Computers and Eye Strain
EYE STRAIN AND YOU
Although eyestrain is temporary and seldom damaging, this is one annoying symptom which can disrupt productivity and wellness. Some common triggers which can lead to eyestrain are reading, working on computers or executing a task which requires a lot of concentration and constant focusing of the eyes. It may not be viable to consider quitting a job because of the number of hours that one needs to spend on the computer; however it is definitely possible to minimise eyestrain and computer eyestrain symptoms by modifying the task or the process.
There are an array of symptoms usually associated with eyestrain however some of the more commonly experienced ones may well include headaches, dry eyes, blurring of vision and an inability to focus on an object. Thus regardless of whether the context is computer eyestrain symptoms or just eyestrain the diagnosis is simple.
On the contrary not all headaches could be attributed to prolonged computer use. Statistics indicate that well over 50% of all adults have suffered at least one episode of tension headaches in a one year period. When the context is children then 15% of all children would have experienced tension headaches by the time they turn 15 years of age. The demographic perspective is that women are twice as prone to tension headaches compared to men at any point of time.
TENSION HEADACHES – THE CAUSE

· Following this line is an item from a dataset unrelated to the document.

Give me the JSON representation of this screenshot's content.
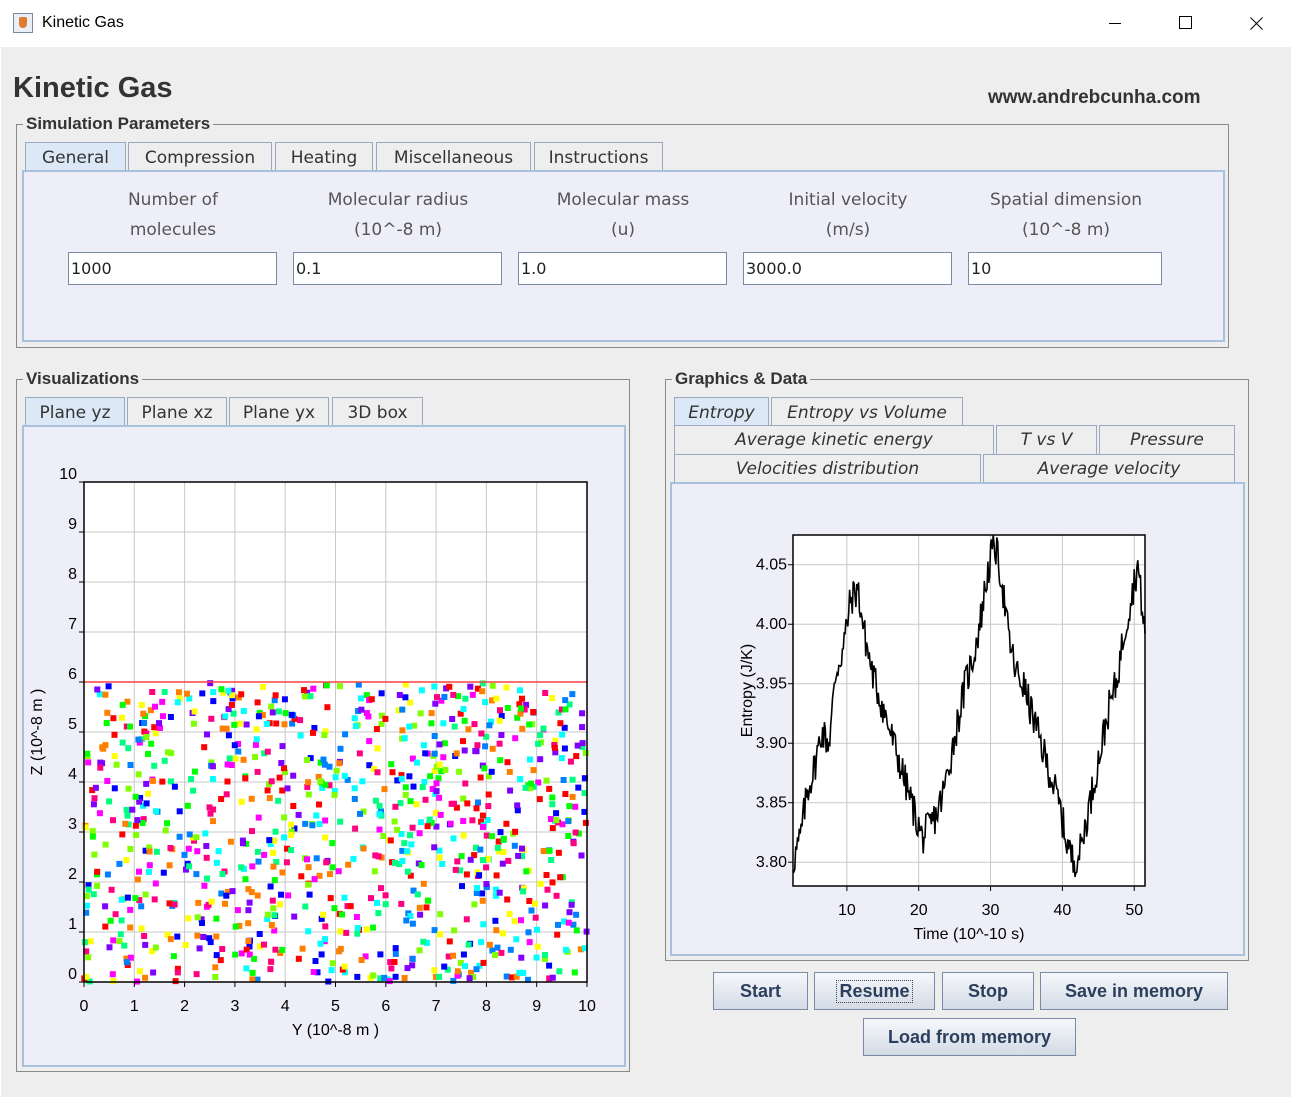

Headache causes then are best classified as tension headaches when no known cause like an underlying disease is visible. Some common suspected causes may be lack of sleep or even skipping meals.
COMPUTERS AND EYESTRAIN
Statistics indicate that one of the most common causes of eyestrain is working on computers for long hours without a break. This condition is better connoted as Computer Vision Syndrome in medical parlance.
COMPUTER EYESTRAIN – TREAT AND PREVENT
One of the most fascinating treatment modality adopted for treating or preventing computer eyestrain is to use the 20:20:20 principle. This works on the concept that those who need to work for long hours on a computer must take a break every 20 minutes to focus on an object which is 20 feet away for duration of twenty seconds.
TEARS AND RELAXATION
Conversely those who begin to experience a gritty feel in the eye or even suspect that they are experiencing a dry eye should ideally focus on increasing the lubrication. This is best achieved by either using drops which increase tear formation in the eyes or alternatively by consciously increasing the blink rate.
BLINK AND EYESTRAIN
The logic is based on the basic physiology of the eye which dictates that the average blink rate of the eye is 16 to 18 times per minute and this helps form tears which in turn lubricates the eye. When working on a computer monitor the blink rate falls to 6 to 8 per minute thus leading to a ‘dry eye’ which thus increases the frequency and intensity of symptoms like eye discomfort and eyestrain.
When working on computers or reading a book, it is critical that eye strain and tension headaches are prevented or minimized. This is best achieved by maximizing the illumination and minimising the glare. Thus it is evident that computers are here to stay and so are tension headaches and eye strain unless one can find the right mix of cautions and precautions.
Incorrect lighting can increase the level of eye strain. In the workplace overhead lighting is generally over lit. As there are many people, of different gender, age and level of eyesight, it is impossible to have overhead lighting perfect for all. Computer monitors emit light, so for computer use very bright overhead lighting is not enabling people to easily see what there working on most, the computer screen. In fact it can be a cause of glare.
Conversely in an office environment the workspace is generally under lit when doing detailed tasks, like reading, working off accounts etc. It is for this reason task lighting should be used that emits light focused on the area that needs the light. Good practice demands quality of light over quantity. Using dimmer overhead lighting and focusing the light on the areas where it is needed, using task lighting will effectively reduce eye strain as well as reducing energy costs.